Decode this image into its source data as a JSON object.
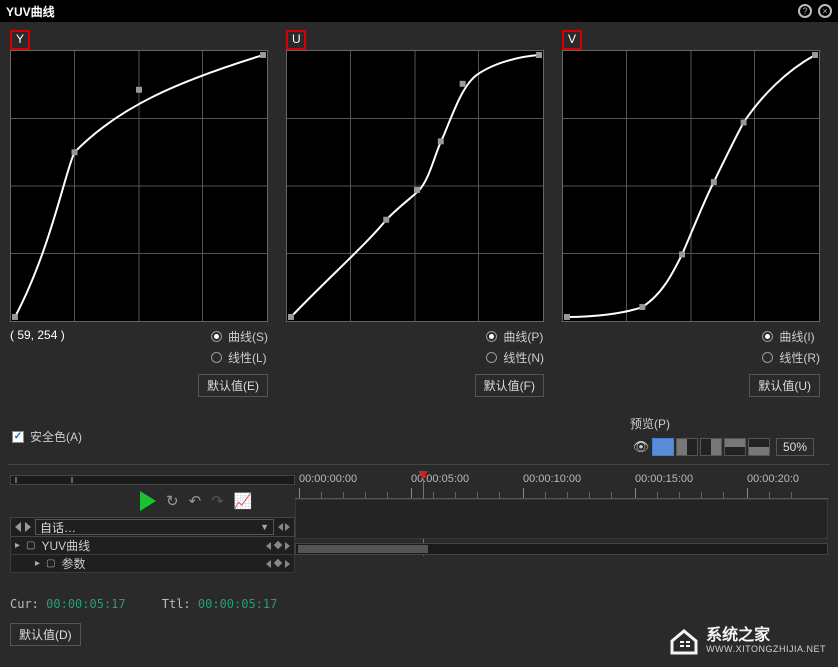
{
  "panel": {
    "title": "YUV曲线"
  },
  "curves": {
    "labels": {
      "y": "Y",
      "u": "U",
      "v": "V"
    },
    "coord_readout": "( 59, 254 )",
    "radio_curve_s": "曲线(S)",
    "radio_linear_l": "线性(L)",
    "radio_curve_p": "曲线(P)",
    "radio_linear_n": "线性(N)",
    "radio_curve_i": "曲线(I)",
    "radio_linear_r": "线性(R)",
    "default_e": "默认值(E)",
    "default_f": "默认值(F)",
    "default_u": "默认值(U)"
  },
  "safe_color": {
    "label": "安全色(A)",
    "checked": true
  },
  "preview": {
    "label": "预览(P)",
    "zoom": "50%"
  },
  "timeline": {
    "dropdown": "自话…",
    "track1": "YUV曲线",
    "track2": "参数",
    "ruler": [
      "00:00:00:00",
      "00:00:05:00",
      "00:00:10:00",
      "00:00:15:00",
      "00:00:20:0"
    ],
    "cur_label": "Cur:",
    "cur_value": "00:00:05:17",
    "ttl_label": "Ttl:",
    "ttl_value": "00:00:05:17"
  },
  "bottom_default": "默认值(D)",
  "watermark": {
    "main": "系统之家",
    "sub": "WWW.XITONGZHIJIA.NET"
  },
  "chart_data": [
    {
      "type": "line",
      "title": "Y curve",
      "xlim": [
        0,
        255
      ],
      "ylim": [
        0,
        255
      ],
      "points": [
        [
          0,
          0
        ],
        [
          64,
          160
        ],
        [
          128,
          220
        ],
        [
          255,
          255
        ]
      ]
    },
    {
      "type": "line",
      "title": "U curve",
      "xlim": [
        0,
        255
      ],
      "ylim": [
        0,
        255
      ],
      "points": [
        [
          0,
          0
        ],
        [
          100,
          95
        ],
        [
          130,
          125
        ],
        [
          155,
          175
        ],
        [
          175,
          230
        ],
        [
          255,
          255
        ]
      ]
    },
    {
      "type": "line",
      "title": "V curve",
      "xlim": [
        0,
        255
      ],
      "ylim": [
        0,
        255
      ],
      "points": [
        [
          0,
          0
        ],
        [
          80,
          10
        ],
        [
          120,
          60
        ],
        [
          150,
          130
        ],
        [
          180,
          190
        ],
        [
          255,
          255
        ]
      ]
    }
  ]
}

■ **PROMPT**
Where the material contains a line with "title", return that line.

■ **EXERCISE ANSWER**
    "title": "YUV曲线"
      "title": "Y curve",
      "title": "U curve",
      "title": "V curve",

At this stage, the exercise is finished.